# [THE TASK]
Throughout the listing that follows, find each line with the word "over" and copy it.

# [TASK INPUT]
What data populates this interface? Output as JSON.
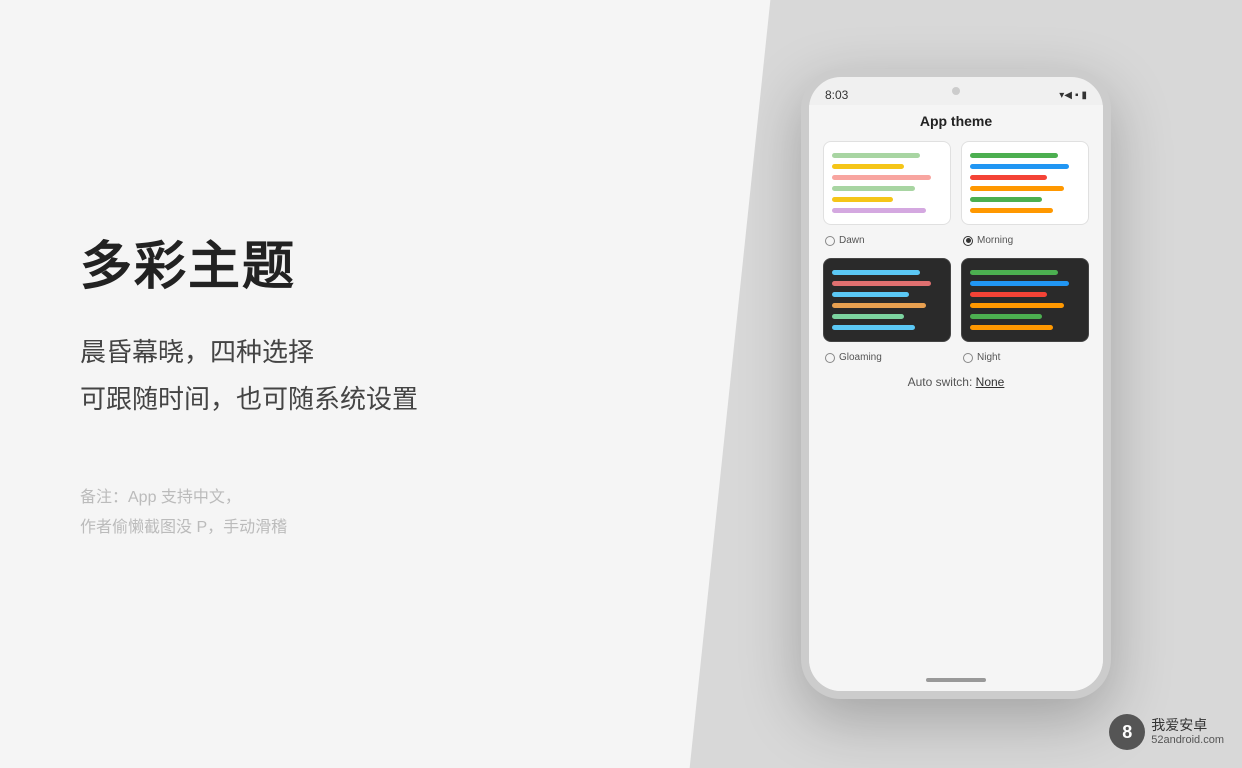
{
  "left": {
    "main_title": "多彩主题",
    "subtitle_line1": "晨昏幕晓，四种选择",
    "subtitle_line2": "可跟随时间，也可随系统设置",
    "note_line1": "备注：App 支持中文，",
    "note_line2": "作者偷懒截图没 P，手动滑稽"
  },
  "phone": {
    "time": "8:03",
    "app_theme_title": "App theme",
    "themes": [
      {
        "id": "dawn",
        "label": "Dawn",
        "selected": false,
        "dark": false
      },
      {
        "id": "morning",
        "label": "Morning",
        "selected": true,
        "dark": false
      },
      {
        "id": "gloaming",
        "label": "Gloaming",
        "selected": false,
        "dark": true
      },
      {
        "id": "night",
        "label": "Night",
        "selected": false,
        "dark": true
      }
    ],
    "auto_switch_label": "Auto switch:",
    "auto_switch_value": "None"
  },
  "watermark": {
    "icon": "8",
    "line1": "我爱安卓",
    "line2": "52android.com"
  }
}
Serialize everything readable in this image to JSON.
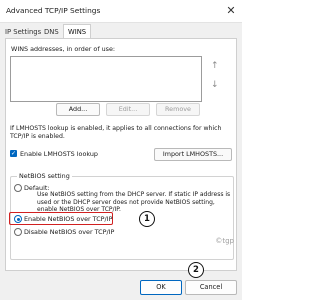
{
  "window": {
    "title": "Advanced TCP/IP Settings",
    "close_glyph": "✕"
  },
  "tabs": [
    {
      "label": "IP Settings"
    },
    {
      "label": "DNS"
    },
    {
      "label": "WINS",
      "active": true
    }
  ],
  "wins": {
    "list_label": "WINS addresses, in order of use:",
    "add_label": "Add...",
    "edit_label": "Edit...",
    "remove_label": "Remove",
    "up_glyph": "↑",
    "down_glyph": "↓"
  },
  "lmhosts": {
    "note": "If LMHOSTS lookup is enabled, it applies to all connections for which TCP/IP is enabled.",
    "enable_label": "Enable LMHOSTS lookup",
    "enable_checked": true,
    "import_label": "Import LMHOSTS..."
  },
  "netbios": {
    "group_title": "NetBIOS setting",
    "default_label": "Default:",
    "default_description": "Use NetBIOS setting from the DHCP server. If static IP address is used or the DHCP server does not provide NetBIOS setting, enable NetBIOS over TCP/IP.",
    "enable_label": "Enable NetBIOS over TCP/IP",
    "disable_label": "Disable NetBIOS over TCP/IP",
    "selected": "enable"
  },
  "annotations": {
    "badge1": "1",
    "badge2": "2",
    "accent_color": "#d12020"
  },
  "watermark": "©tgp",
  "footer": {
    "ok_label": "OK",
    "cancel_label": "Cancel"
  }
}
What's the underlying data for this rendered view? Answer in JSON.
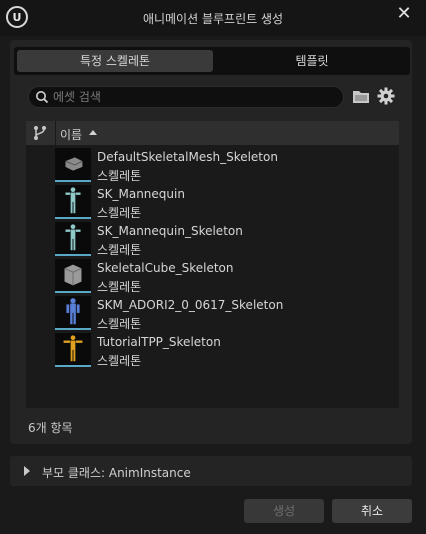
{
  "window": {
    "title": "애니메이션 블루프린트 생성",
    "close_symbol": "✕",
    "logo_text": "U"
  },
  "tabs": [
    {
      "label": "특정 스켈레톤",
      "active": true
    },
    {
      "label": "템플릿",
      "active": false
    }
  ],
  "search": {
    "placeholder": "에셋 검색",
    "value": ""
  },
  "toolbar": {
    "folder_icon": "folder-icon",
    "settings_icon": "gear-icon"
  },
  "list": {
    "header": {
      "column": "이름",
      "sort": "ascending"
    },
    "rows": [
      {
        "name": "DefaultSkeletalMesh_Skeleton",
        "type": "스켈레톤",
        "thumbnail": "mesh-thumbnail"
      },
      {
        "name": "SK_Mannequin",
        "type": "스켈레톤",
        "thumbnail": "mannequin-thumbnail"
      },
      {
        "name": "SK_Mannequin_Skeleton",
        "type": "스켈레톤",
        "thumbnail": "mannequin-thumbnail"
      },
      {
        "name": "SkeletalCube_Skeleton",
        "type": "스켈레톤",
        "thumbnail": "cube-thumbnail"
      },
      {
        "name": "SKM_ADORI2_0_0617_Skeleton",
        "type": "스켈레톤",
        "thumbnail": "character-thumbnail"
      },
      {
        "name": "TutorialTPP_Skeleton",
        "type": "스켈레톤",
        "thumbnail": "character-thumbnail"
      }
    ]
  },
  "item_count": "6개 항목",
  "parent_class": {
    "label": "부모 클래스: AnimInstance",
    "expanded": false
  },
  "buttons": {
    "create": "생성",
    "cancel": "취소"
  },
  "colors": {
    "background": "#1a1a1a",
    "panel": "#242424",
    "thumbnail_accent": "#5aa8c8"
  }
}
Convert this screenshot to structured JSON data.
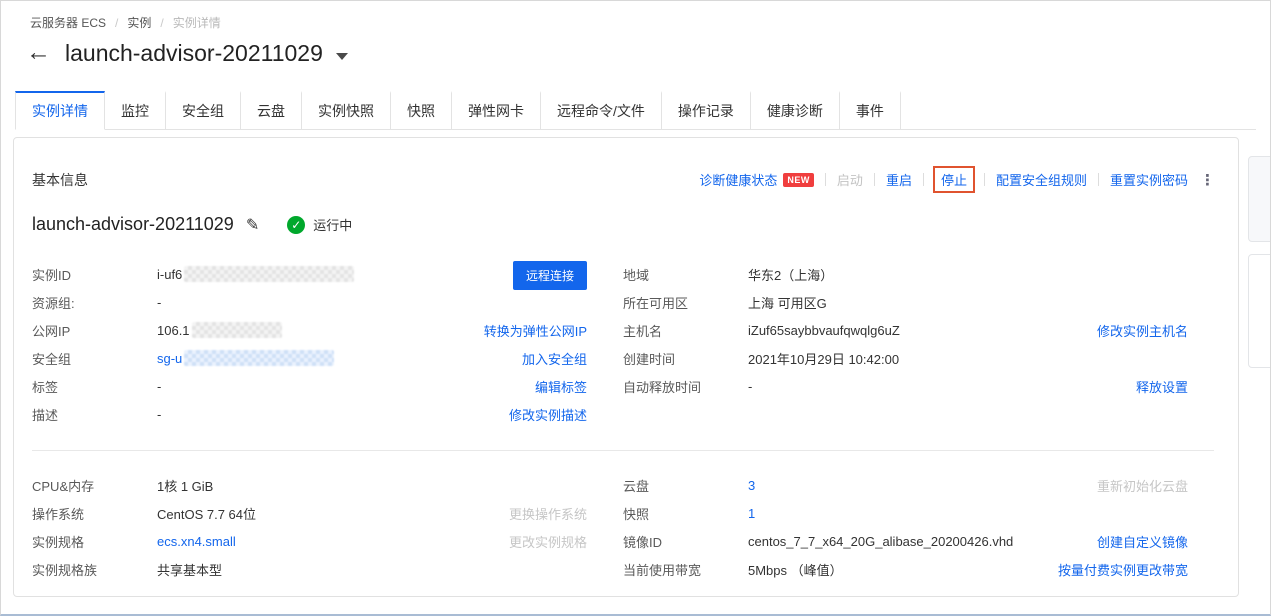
{
  "breadcrumb": {
    "items": [
      "云服务器 ECS",
      "实例",
      "实例详情"
    ],
    "separator": "/"
  },
  "header": {
    "back_icon": "←",
    "title": "launch-advisor-20211029"
  },
  "tabs": [
    {
      "label": "实例详情",
      "active": true
    },
    {
      "label": "监控"
    },
    {
      "label": "安全组"
    },
    {
      "label": "云盘"
    },
    {
      "label": "实例快照"
    },
    {
      "label": "快照"
    },
    {
      "label": "弹性网卡"
    },
    {
      "label": "远程命令/文件"
    },
    {
      "label": "操作记录"
    },
    {
      "label": "健康诊断"
    },
    {
      "label": "事件"
    }
  ],
  "basic": {
    "section_title": "基本信息",
    "actions": {
      "diagnose": "诊断健康状态",
      "new_badge": "NEW",
      "start": "启动",
      "restart": "重启",
      "stop": "停止",
      "configure_sg": "配置安全组规则",
      "reset_password": "重置实例密码",
      "more_icon": "⋮"
    },
    "instance_name": "launch-advisor-20211029",
    "status": "运行中"
  },
  "icons": {
    "edit": "✎",
    "check": "✓"
  },
  "info": {
    "instance_id": {
      "label": "实例ID",
      "value": "i-uf6"
    },
    "remote_connect": "远程连接",
    "resource_group": {
      "label": "资源组:",
      "value": "-"
    },
    "public_ip": {
      "label": "公网IP",
      "value": "106.1",
      "action": "转换为弹性公网IP"
    },
    "security_group": {
      "label": "安全组",
      "value": "sg-u",
      "action": "加入安全组"
    },
    "tags": {
      "label": "标签",
      "value": "-",
      "action": "编辑标签"
    },
    "description": {
      "label": "描述",
      "value": "-",
      "action": "修改实例描述"
    },
    "region": {
      "label": "地域",
      "value": "华东2（上海）"
    },
    "zone": {
      "label": "所在可用区",
      "value": "上海 可用区G"
    },
    "hostname": {
      "label": "主机名",
      "value": "iZuf65saybbvaufqwqlg6uZ",
      "action": "修改实例主机名"
    },
    "created": {
      "label": "创建时间",
      "value": "2021年10月29日 10:42:00"
    },
    "auto_release": {
      "label": "自动释放时间",
      "value": "-",
      "action": "释放设置"
    }
  },
  "config": {
    "cpu_mem": {
      "label": "CPU&内存",
      "value": "1核 1 GiB"
    },
    "os": {
      "label": "操作系统",
      "value": "CentOS 7.7 64位",
      "action": "更换操作系统"
    },
    "instance_type": {
      "label": "实例规格",
      "value": "ecs.xn4.small",
      "action": "更改实例规格"
    },
    "type_family": {
      "label": "实例规格族",
      "value": "共享基本型"
    },
    "disks": {
      "label": "云盘",
      "value": "3",
      "action": "重新初始化云盘"
    },
    "snapshots": {
      "label": "快照",
      "value": "1"
    },
    "image_id": {
      "label": "镜像ID",
      "value": "centos_7_7_x64_20G_alibase_20200426.vhd",
      "action": "创建自定义镜像"
    },
    "bandwidth": {
      "label": "当前使用带宽",
      "value": "5Mbps （峰值）",
      "action": "按量付费实例更改带宽"
    }
  },
  "colors": {
    "accent_blue": "#1366ec",
    "status_green": "#00a82c",
    "new_badge_red": "#f03e3e",
    "stop_highlight_red": "#e0532f"
  }
}
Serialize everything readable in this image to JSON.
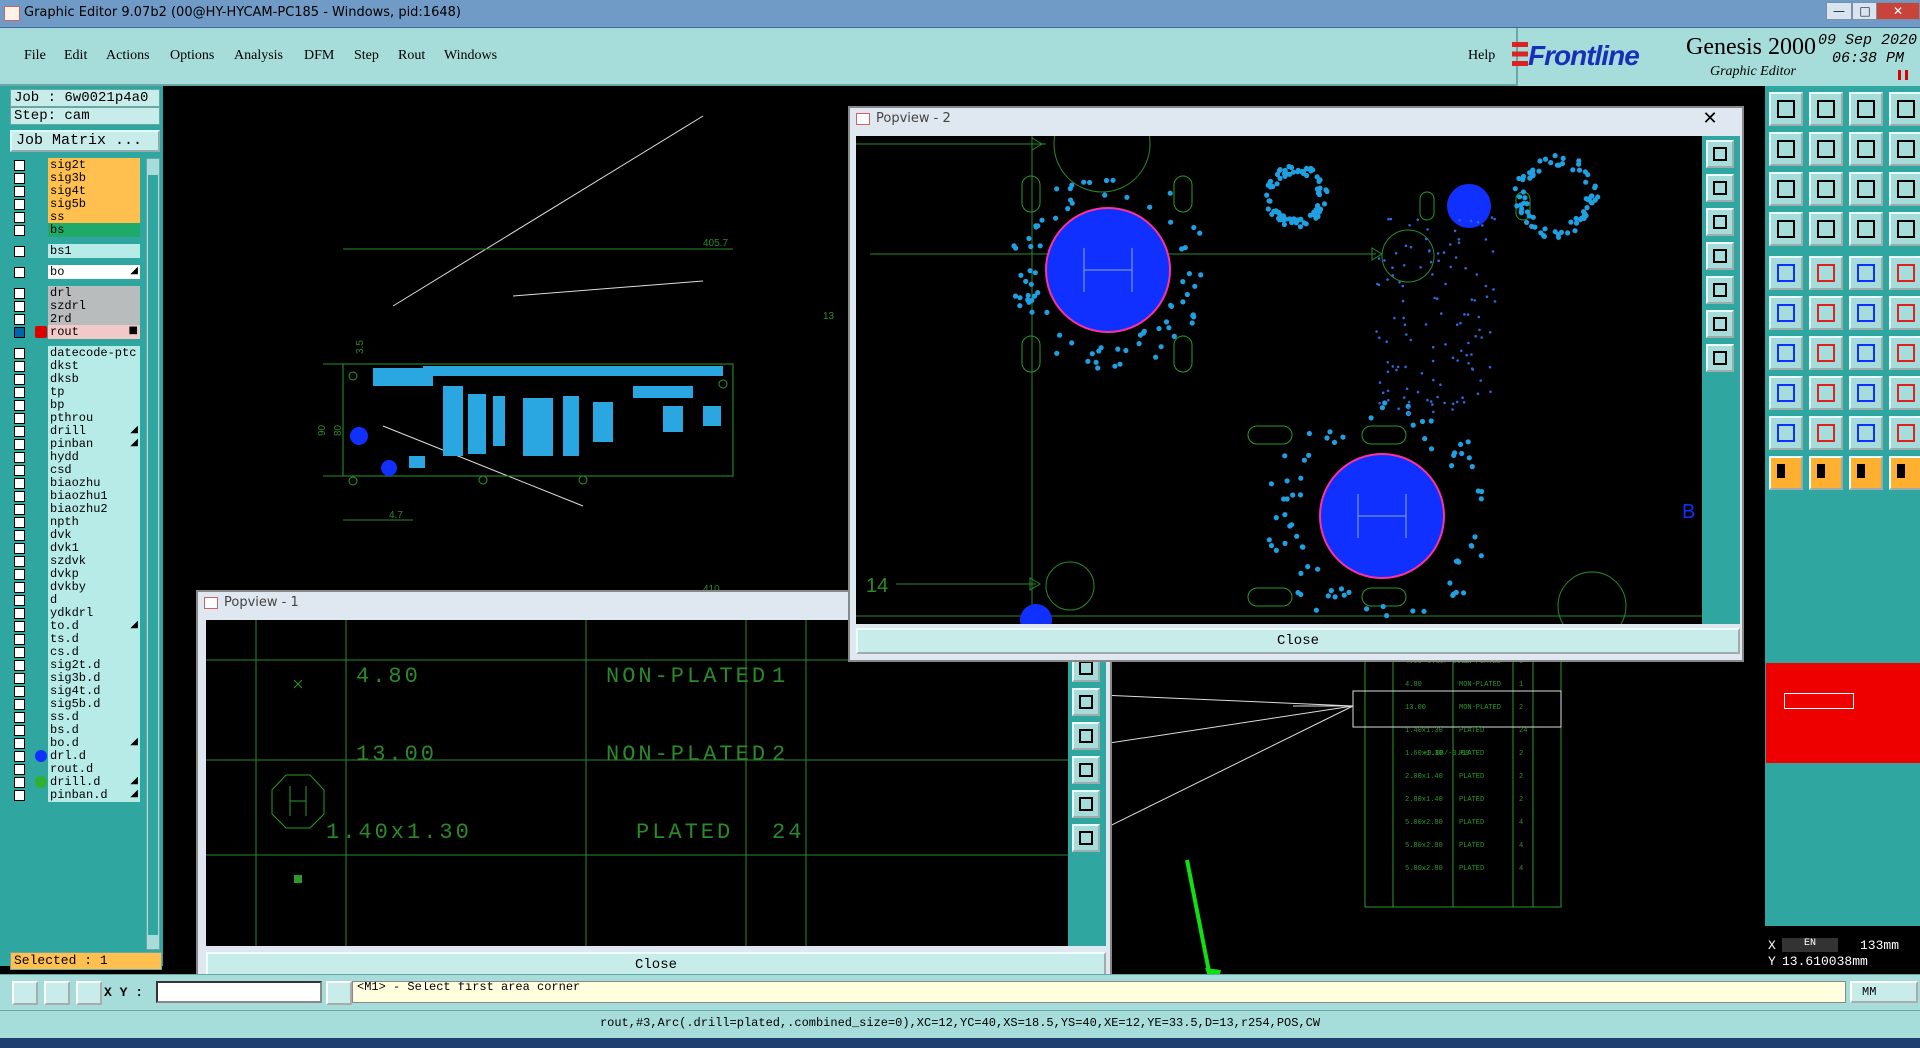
{
  "window": {
    "title": "Graphic Editor 9.07b2 (00@HY-HYCAM-PC185 - Windows, pid:1648)",
    "min": "—",
    "max": "□",
    "close": "✕"
  },
  "menu": [
    "File",
    "Edit",
    "Actions",
    "Options",
    "Analysis",
    "DFM",
    "Step",
    "Rout",
    "Windows"
  ],
  "help": "Help",
  "logo": {
    "brand": "Frontline",
    "product": "Genesis 2000",
    "subtitle": "Graphic Editor",
    "date": "09 Sep 2020",
    "time": "06:38 PM"
  },
  "job": {
    "job": "Job : 6w0021p4a0",
    "step": "Step: cam",
    "matrix": "Job Matrix ..."
  },
  "layers": [
    {
      "name": "sig2t",
      "style": "orange"
    },
    {
      "name": "sig3b",
      "style": "orange"
    },
    {
      "name": "sig4t",
      "style": "orange"
    },
    {
      "name": "sig5b",
      "style": "orange"
    },
    {
      "name": "ss",
      "style": "orange"
    },
    {
      "name": "bs",
      "style": "green"
    },
    {
      "name": "bs1",
      "style": "plain",
      "gap": true
    },
    {
      "name": "bo",
      "style": "white",
      "gap": true,
      "mark": "◢"
    },
    {
      "name": "drl",
      "style": "gray",
      "gap": true
    },
    {
      "name": "szdrl",
      "style": "gray"
    },
    {
      "name": "2rd",
      "style": "gray"
    },
    {
      "name": "rout",
      "style": "pink",
      "active": true,
      "mark": "■"
    },
    {
      "name": "datecode-ptc",
      "style": "plain",
      "gap": true
    },
    {
      "name": "dkst",
      "style": "plain"
    },
    {
      "name": "dksb",
      "style": "plain"
    },
    {
      "name": "tp",
      "style": "plain"
    },
    {
      "name": "bp",
      "style": "plain"
    },
    {
      "name": "pthrou",
      "style": "plain"
    },
    {
      "name": "drill",
      "style": "plain",
      "mark": "◢"
    },
    {
      "name": "pinban",
      "style": "plain",
      "mark": "◢"
    },
    {
      "name": "hydd",
      "style": "plain"
    },
    {
      "name": "csd",
      "style": "plain"
    },
    {
      "name": "biaozhu",
      "style": "plain"
    },
    {
      "name": "biaozhu1",
      "style": "plain"
    },
    {
      "name": "biaozhu2",
      "style": "plain"
    },
    {
      "name": "npth",
      "style": "plain"
    },
    {
      "name": "dvk",
      "style": "plain"
    },
    {
      "name": "dvk1",
      "style": "plain"
    },
    {
      "name": "szdvk",
      "style": "plain"
    },
    {
      "name": "dvkp",
      "style": "plain"
    },
    {
      "name": "dvkby",
      "style": "plain"
    },
    {
      "name": "d",
      "style": "plain"
    },
    {
      "name": "ydkdrl",
      "style": "plain"
    },
    {
      "name": "to.d",
      "style": "plain",
      "mark": "◢"
    },
    {
      "name": "ts.d",
      "style": "plain"
    },
    {
      "name": "cs.d",
      "style": "plain"
    },
    {
      "name": "sig2t.d",
      "style": "plain"
    },
    {
      "name": "sig3b.d",
      "style": "plain"
    },
    {
      "name": "sig4t.d",
      "style": "plain"
    },
    {
      "name": "sig5b.d",
      "style": "plain"
    },
    {
      "name": "ss.d",
      "style": "plain"
    },
    {
      "name": "bs.d",
      "style": "plain"
    },
    {
      "name": "bo.d",
      "style": "plain",
      "mark": "◢"
    },
    {
      "name": "drl.d",
      "style": "plain",
      "dot": "#1030ff"
    },
    {
      "name": "rout.d",
      "style": "plain"
    },
    {
      "name": "drill.d",
      "style": "plain",
      "dot": "#30b030",
      "mark": "◢"
    },
    {
      "name": "pinban.d",
      "style": "plain",
      "mark": "◢"
    }
  ],
  "selected": "Selected : 1",
  "popview1": {
    "title": "Popview - 1",
    "close": "Close",
    "rows": [
      {
        "size": "4.80",
        "type": "NON-PLATED",
        "count": "1"
      },
      {
        "size": "13.00",
        "type": "NON-PLATED",
        "count": "2"
      },
      {
        "size": "1.40x1.30",
        "type": "PLATED",
        "count": "24"
      }
    ]
  },
  "popview2": {
    "title": "Popview - 2",
    "close": "Close",
    "x": "✕",
    "label14": "14",
    "labelB": "B"
  },
  "canvas": {
    "dim1": "405.7",
    "dim2": "3.5",
    "dim3": "13",
    "dim4": "90",
    "dim5": "80",
    "dim6": "4.7",
    "dim7": "410",
    "table": [
      {
        "size": "4.00",
        "type": "MON-PLATED",
        "count": "3",
        "tol": "+0.05/-0.05"
      },
      {
        "size": "4.80",
        "type": "MON-PLATED",
        "count": "1"
      },
      {
        "size": "13.00",
        "type": "MON-PLATED",
        "count": "2"
      },
      {
        "size": "1.40x1.30",
        "type": "PLATED",
        "count": "24"
      },
      {
        "size": "1.60x1.30",
        "type": "PLATED",
        "count": "2",
        "tol": "+0.08/-0.08"
      },
      {
        "size": "2.00x1.40",
        "type": "PLATED",
        "count": "2"
      },
      {
        "size": "2.80x1.40",
        "type": "PLATED",
        "count": "2"
      },
      {
        "size": "5.00x2.80",
        "type": "PLATED",
        "count": "4"
      },
      {
        "size": "5.80x2.80",
        "type": "PLATED",
        "count": "4"
      },
      {
        "size": "5.80x2.80",
        "type": "PLATED",
        "count": "4"
      }
    ]
  },
  "coords": {
    "x": "X",
    "y": "Y",
    "xval": "133mm",
    "yval": "13.610038mm",
    "ime": "EN"
  },
  "cmd": {
    "xy": "X Y :",
    "prompt": "<M1> - Select first area corner",
    "unit": "MM"
  },
  "status": "rout,#3,Arc(.drill=plated,.combined_size=0),XC=12,YC=40,XS=18.5,YS=40,XE=12,YE=33.5,D=13,r254,POS,CW"
}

# [WRITTEN ANSWER]
    "default_description": "Use NetBIOS setting from the DHCP server. If static IP address is used or the DHCP server does not provide NetBIOS setting, enable NetBIOS over TCP/IP.",
    "enable_label": "Enable NetBIOS over TCP/IP",
    "disable_label": "Disable NetBIOS over TCP/IP",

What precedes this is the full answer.